The Bottom Line / What Would Have Happened if Gavison's Gamble Had Paid Off?

Where did the luck go when Ben Gavison's reckless gamble with Prisma's provident fund members' money failed? Well, his luck was bad, but this was actually good for the rest of the capital market.

Gavison figured that the market would prosper in January, and therefore cranked up the share exposure of the investment portfolios of the funds he managed (via options on the TA-25 index).

Now let's assume he had been right. His funds would have surged ahead of the competition and climbed to the top of the yield tables. Gavison could have closed his risky positions and then sat for a whole year on solid negotiable bonds, laughing at everyone all the while.

His success would have resulted in whopping yields for Hermon and Tavor in January - the worst month the capital market has had in a long time. The whole market would have applauded him, and Prisma executives would have praised their star manager.

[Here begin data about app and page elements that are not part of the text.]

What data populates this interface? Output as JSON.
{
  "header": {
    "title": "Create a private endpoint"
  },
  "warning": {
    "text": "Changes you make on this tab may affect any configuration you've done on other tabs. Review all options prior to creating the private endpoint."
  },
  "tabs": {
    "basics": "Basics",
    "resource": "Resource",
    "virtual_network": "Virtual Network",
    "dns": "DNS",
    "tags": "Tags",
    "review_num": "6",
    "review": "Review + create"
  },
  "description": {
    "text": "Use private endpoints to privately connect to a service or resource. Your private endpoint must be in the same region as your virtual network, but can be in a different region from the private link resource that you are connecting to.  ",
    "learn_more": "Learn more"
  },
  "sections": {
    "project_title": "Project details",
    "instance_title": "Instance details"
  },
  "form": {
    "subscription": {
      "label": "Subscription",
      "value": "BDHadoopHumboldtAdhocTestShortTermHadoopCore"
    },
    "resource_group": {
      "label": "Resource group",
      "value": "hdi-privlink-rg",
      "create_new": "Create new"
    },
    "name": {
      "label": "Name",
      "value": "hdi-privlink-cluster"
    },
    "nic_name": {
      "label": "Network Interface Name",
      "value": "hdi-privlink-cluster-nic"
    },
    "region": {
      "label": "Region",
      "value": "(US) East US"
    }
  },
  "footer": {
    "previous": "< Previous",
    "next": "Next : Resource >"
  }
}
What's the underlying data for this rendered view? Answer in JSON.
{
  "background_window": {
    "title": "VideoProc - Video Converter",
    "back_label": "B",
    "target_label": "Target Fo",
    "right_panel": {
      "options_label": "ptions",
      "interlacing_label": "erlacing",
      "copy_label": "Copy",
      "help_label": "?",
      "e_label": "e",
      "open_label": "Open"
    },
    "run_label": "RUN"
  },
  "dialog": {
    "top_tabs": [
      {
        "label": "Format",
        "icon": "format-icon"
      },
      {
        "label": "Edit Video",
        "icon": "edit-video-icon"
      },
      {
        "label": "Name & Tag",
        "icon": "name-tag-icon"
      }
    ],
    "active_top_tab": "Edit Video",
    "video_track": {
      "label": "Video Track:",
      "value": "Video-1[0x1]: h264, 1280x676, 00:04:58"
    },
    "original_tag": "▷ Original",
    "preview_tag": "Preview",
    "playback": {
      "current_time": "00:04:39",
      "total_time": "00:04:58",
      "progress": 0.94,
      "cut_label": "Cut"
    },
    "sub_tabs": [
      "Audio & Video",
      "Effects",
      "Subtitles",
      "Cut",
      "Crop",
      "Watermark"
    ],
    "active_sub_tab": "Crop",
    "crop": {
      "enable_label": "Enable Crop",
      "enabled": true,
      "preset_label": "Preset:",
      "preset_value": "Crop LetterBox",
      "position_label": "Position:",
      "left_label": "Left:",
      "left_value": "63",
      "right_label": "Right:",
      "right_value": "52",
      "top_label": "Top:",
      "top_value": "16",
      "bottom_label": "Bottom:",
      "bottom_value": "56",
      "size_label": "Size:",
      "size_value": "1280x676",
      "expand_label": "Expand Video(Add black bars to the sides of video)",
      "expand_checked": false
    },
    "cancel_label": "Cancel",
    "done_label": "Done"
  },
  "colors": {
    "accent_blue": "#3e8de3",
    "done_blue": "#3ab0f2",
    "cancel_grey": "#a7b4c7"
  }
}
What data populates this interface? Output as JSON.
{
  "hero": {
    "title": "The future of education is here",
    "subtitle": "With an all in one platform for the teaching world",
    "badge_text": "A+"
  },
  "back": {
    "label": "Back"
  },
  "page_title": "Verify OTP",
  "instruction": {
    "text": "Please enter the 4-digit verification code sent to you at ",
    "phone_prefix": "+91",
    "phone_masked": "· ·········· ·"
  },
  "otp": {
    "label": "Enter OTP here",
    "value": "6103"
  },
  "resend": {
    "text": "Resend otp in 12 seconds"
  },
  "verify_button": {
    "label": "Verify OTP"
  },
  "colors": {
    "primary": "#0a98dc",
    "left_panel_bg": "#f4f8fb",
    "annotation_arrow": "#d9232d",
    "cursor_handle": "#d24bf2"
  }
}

If his gamble had paid off, Prisma's sales people would have thronged to the streets and could have raised millions for the funds. The money would have flowed into Prisma's funds like the champagne at Markstone events in the banquet hall at New York's Waldorf Astoria hotel. Before boarding a plane to New York, Prisma board chair Ron Lubash would have proudly announced a big bonus to his employees and weekend trips to Europe.

"Doing business in Israel is such a pleasure," he would think to himself. "I'll start raising money for the next fund."

If Gavison had succeeded, however, no one would have known that Prisma's funds were managed using the infamous "splitting" system. No one would have discovered that there are investment managers who think they are in a casino, doing what they want with the public's money and lying to their supervisors. If luck had smiled on Gavison, no one would have known that Prisma's executives had no idea what was going on under their noses; that the right hand does not know what the left hand is doing, that there is no command and control, and that no one is responsible for anything.

If all had gone well, the capital market players would not have been alerted to the dangers.

January's shakeup was traumatic, but even Prisma will be able to benefit from it, if everything is set on the right track.